Butterflies for Mental Health
A community project aimed at promoting positive mental health is coming to Port Central. Ashley Whittington, 22, started Butterflies for the Mental Health with the backing of Lifeline Mid Coast. During the month of September, nine community services will fold 10,000 origami butterflies symbolising hope and transformation. But it doesn’t stop there. Coastbeat spoke to Lifeline’s Lisa Willows and Ashley Whittington about the way this project has developed wings of its own.
The Butterfly Effect
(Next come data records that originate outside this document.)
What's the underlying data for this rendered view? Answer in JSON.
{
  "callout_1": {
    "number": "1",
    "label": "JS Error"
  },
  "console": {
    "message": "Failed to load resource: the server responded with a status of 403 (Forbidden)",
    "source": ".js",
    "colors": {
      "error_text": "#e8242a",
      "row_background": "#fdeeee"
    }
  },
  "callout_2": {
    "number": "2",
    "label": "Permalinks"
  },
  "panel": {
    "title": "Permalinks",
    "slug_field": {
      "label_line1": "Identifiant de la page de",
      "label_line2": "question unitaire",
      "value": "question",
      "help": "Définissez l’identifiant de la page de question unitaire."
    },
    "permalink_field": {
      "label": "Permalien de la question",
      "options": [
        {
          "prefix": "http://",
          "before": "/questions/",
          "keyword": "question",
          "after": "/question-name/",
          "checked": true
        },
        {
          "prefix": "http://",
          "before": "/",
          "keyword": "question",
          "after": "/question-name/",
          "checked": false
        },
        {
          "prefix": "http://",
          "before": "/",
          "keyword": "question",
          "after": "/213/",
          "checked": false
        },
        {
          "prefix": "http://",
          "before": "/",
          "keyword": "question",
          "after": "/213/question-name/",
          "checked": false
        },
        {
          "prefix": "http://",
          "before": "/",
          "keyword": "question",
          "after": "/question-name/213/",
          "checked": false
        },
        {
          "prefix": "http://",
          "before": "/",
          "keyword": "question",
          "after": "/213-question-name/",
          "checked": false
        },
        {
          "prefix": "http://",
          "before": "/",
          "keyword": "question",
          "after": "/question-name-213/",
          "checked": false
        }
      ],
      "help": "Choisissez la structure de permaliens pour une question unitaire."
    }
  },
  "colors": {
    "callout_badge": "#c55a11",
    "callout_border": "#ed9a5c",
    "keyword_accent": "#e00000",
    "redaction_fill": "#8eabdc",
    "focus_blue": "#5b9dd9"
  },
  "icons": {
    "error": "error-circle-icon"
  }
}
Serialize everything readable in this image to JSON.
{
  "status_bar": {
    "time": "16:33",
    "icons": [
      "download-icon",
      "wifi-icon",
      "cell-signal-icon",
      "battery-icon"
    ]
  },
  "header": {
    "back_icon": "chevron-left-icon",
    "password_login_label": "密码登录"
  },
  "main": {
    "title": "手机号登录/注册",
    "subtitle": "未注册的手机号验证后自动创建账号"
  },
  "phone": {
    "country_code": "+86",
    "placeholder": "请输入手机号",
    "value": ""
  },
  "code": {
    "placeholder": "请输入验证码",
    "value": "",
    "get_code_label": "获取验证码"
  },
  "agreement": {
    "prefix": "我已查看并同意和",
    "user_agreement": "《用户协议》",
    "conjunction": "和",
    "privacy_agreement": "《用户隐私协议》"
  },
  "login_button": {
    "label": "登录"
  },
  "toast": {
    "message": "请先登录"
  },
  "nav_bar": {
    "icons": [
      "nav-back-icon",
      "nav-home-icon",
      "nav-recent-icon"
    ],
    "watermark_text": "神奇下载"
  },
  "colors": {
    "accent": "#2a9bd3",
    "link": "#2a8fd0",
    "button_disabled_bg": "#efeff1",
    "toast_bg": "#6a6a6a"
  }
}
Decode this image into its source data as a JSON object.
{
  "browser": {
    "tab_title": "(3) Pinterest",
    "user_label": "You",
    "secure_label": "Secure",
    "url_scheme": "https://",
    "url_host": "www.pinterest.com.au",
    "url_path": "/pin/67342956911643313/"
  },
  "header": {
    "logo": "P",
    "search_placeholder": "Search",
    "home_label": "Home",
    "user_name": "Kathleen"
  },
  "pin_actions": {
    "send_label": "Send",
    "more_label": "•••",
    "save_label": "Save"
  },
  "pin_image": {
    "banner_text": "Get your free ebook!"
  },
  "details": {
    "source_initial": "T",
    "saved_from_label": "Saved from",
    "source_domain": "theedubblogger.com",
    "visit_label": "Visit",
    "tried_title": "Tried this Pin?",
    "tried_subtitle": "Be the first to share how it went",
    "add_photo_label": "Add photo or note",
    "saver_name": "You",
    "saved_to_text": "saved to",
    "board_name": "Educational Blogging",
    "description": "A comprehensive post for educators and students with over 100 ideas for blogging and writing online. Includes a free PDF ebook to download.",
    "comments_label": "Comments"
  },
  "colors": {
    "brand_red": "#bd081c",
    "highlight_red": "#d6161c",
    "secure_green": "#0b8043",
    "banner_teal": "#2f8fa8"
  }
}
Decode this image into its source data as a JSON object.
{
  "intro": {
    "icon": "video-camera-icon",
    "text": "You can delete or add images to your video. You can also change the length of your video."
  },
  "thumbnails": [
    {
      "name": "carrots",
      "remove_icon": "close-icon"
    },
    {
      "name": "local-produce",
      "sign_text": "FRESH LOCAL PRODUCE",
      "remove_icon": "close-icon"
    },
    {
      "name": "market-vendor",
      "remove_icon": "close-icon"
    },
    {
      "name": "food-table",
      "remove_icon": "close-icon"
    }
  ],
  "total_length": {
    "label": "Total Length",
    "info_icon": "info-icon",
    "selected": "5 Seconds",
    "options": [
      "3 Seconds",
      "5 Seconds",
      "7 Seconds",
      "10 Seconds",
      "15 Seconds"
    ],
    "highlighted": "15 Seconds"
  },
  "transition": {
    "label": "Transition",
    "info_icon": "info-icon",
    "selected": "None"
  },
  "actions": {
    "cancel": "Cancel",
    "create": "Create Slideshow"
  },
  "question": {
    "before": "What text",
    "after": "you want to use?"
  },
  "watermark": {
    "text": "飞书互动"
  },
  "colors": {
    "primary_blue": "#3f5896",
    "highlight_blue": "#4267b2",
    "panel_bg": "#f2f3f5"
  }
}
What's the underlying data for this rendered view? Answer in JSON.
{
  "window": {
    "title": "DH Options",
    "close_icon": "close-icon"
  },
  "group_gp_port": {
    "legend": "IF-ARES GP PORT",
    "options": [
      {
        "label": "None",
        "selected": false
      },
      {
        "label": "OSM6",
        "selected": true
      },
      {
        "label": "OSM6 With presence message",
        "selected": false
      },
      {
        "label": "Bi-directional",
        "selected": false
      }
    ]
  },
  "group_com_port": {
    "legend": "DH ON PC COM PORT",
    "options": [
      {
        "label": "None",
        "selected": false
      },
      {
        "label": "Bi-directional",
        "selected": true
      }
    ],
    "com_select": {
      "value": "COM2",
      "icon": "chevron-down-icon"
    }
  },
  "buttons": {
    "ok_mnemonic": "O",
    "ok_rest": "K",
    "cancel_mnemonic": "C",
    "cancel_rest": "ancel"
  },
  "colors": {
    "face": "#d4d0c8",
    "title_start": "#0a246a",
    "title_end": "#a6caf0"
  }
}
The ‘Butterfly Effect’ began for Ashley Whittington in 2017. She folded an origami butterfly and gave it to a stranger experiencing a tough time. Seeing the positive shift in his mood, she realised she was onto something. When she moved to Port Macquarie, Ashley started volunteering with Lifeline and an idea took shape.
Mindfulness and Connection
In 2020, a series of origami butterfly folding events were held at Port Central. Participants were taught how to construct the butterflies and experienced the mindfulness that comes with such an activity.
“It gave people the chance to come together to form social connections and focus on the moment,” Ashley explains. “People are more likely to talk and listen while they’re doing something creative.”
Over 1000 butterflies were folded and exhibited at Charles Sturt University. In 2021, the goal has been bumped up significantly. Throughout September – Suicide Prevention Month – nine local community services will aim to fold 1000 butterflies each. Each service has a colour, and their butterflies will be added to an art piece with nine different panels. It will be displayed at Port Central and tie in with ArtWalk and Mental Health Month (October).
“Last year we had artists doing their own interpretations,” says Lifeline’s Lisa Willows. “This year we’ve streamlined the project a little so we can produce a collaborative artwork at the end.”
The services that Lifeline Mid Coast, Endeavour Clubhouse, Local Health District, Neami, New Horizons, Charles Sturt University, Liberty, Headspace and Werin. Artist Brad Collins will adorn the walls of the nine services with origami wings and locals will be encouraged to take a photo in front of them.
Ashley says she never imagined the project would take off in the way it has.
“I’m happy for it to get bigger and for more people involved,” she adds.
Public butterfly folding events will be held at Port Central on September 6 and 7 from 10am-1pm.